_AIM OF THE EXERCISE_:
Each record needs to be echoed exactly; can you do that?

Saved entries
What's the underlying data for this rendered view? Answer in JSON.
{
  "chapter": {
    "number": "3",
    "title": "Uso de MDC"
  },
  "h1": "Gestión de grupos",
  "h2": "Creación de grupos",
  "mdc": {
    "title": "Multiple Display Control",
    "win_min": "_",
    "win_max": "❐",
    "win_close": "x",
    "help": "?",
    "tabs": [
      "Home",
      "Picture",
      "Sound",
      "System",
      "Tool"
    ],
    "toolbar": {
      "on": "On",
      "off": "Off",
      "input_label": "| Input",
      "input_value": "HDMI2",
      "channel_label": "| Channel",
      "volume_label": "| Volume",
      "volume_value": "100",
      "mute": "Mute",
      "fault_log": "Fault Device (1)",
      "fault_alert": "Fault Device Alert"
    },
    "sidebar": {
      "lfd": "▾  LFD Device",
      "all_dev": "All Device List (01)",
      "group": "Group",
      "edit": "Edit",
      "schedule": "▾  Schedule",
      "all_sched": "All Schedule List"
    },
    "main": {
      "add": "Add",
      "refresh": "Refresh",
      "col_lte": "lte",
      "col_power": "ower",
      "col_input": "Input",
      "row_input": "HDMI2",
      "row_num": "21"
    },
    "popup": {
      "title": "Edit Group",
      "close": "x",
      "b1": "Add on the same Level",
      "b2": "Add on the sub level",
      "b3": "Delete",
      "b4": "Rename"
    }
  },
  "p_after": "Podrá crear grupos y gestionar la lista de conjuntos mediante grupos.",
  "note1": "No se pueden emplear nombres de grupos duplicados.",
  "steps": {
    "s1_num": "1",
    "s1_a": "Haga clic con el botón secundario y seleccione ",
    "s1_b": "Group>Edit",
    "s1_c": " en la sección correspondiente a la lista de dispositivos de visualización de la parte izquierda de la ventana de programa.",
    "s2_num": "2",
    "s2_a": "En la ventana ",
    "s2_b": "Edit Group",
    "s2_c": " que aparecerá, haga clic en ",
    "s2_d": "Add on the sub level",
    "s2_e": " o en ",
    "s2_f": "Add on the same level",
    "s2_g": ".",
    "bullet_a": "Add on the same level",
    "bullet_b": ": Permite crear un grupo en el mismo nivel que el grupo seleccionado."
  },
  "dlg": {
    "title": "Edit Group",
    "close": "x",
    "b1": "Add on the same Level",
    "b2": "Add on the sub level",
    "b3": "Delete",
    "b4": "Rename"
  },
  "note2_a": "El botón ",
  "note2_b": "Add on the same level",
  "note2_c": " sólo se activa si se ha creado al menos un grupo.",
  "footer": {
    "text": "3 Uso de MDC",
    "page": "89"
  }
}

_TASK RESPONSE_:
What's the underlying data for this rendered view? Answer in JSON.
{
  "chapter": {
    "number": "3",
    "title": "Uso de MDC"
  },
  "h1": "Gestión de grupos",
  "h2": "Creación de grupos",
  "mdc": {
    "title": "Multiple Display Control",
    "win_min": "_",
    "win_max": "❐",
    "win_close": "x",
    "help": "?",
    "tabs": [
      "Home",
      "Picture",
      "Sound",
      "System",
      "Tool"
    ],
    "toolbar": {
      "on": "On",
      "off": "Off",
      "input_label": "| Input",
      "input_value": "HDMI2",
      "channel_label": "| Channel",
      "volume_label": "| Volume",
      "volume_value": "100",
      "mute": "Mute",
      "fault_log": "Fault Device (1)",
      "fault_alert": "Fault Device Alert"
    },
    "sidebar": {
      "lfd": "▾  LFD Device",
      "all_dev": "All Device List (01)",
      "group": "Group",
      "edit": "Edit",
      "schedule": "▾  Schedule",
      "all_sched": "All Schedule List"
    },
    "main": {
      "add": "Add",
      "refresh": "Refresh",
      "col_lte": "lte",
      "col_power": "ower",
      "col_input": "Input",
      "row_input": "HDMI2",
      "row_num": "21"
    },
    "popup": {
      "title": "Edit Group",
      "close": "x",
      "b1": "Add on the same Level",
      "b2": "Add on the sub level",
      "b3": "Delete",
      "b4": "Rename"
    }
  },
  "p_after": "Podrá crear grupos y gestionar la lista de conjuntos mediante grupos.",
  "note1": "No se pueden emplear nombres de grupos duplicados.",
  "steps": {
    "s1_num": "1",
    "s1_a": "Haga clic con el botón secundario y seleccione ",
    "s1_b": "Group>Edit",
    "s1_c": " en la sección correspondiente a la lista de dispositivos de visualización de la parte izquierda de la ventana de programa.",
    "s2_num": "2",
    "s2_a": "En la ventana ",
    "s2_b": "Edit Group",
    "s2_c": " que aparecerá, haga clic en ",
    "s2_d": "Add on the sub level",
    "s2_e": " o en ",
    "s2_f": "Add on the same level",
    "s2_g": ".",
    "bullet_a": "Add on the same level",
    "bullet_b": ": Permite crear un grupo en el mismo nivel que el grupo seleccionado."
  },
  "dlg": {
    "title": "Edit Group",
    "close": "x",
    "b1": "Add on the same Level",
    "b2": "Add on the sub level",
    "b3": "Delete",
    "b4": "Rename"
  },
  "note2_a": "El botón ",
  "note2_b": "Add on the same level",
  "note2_c": " sólo se activa si se ha creado al menos un grupo.",
  "footer": {
    "text": "3 Uso de MDC",
    "page": "89"
  }
}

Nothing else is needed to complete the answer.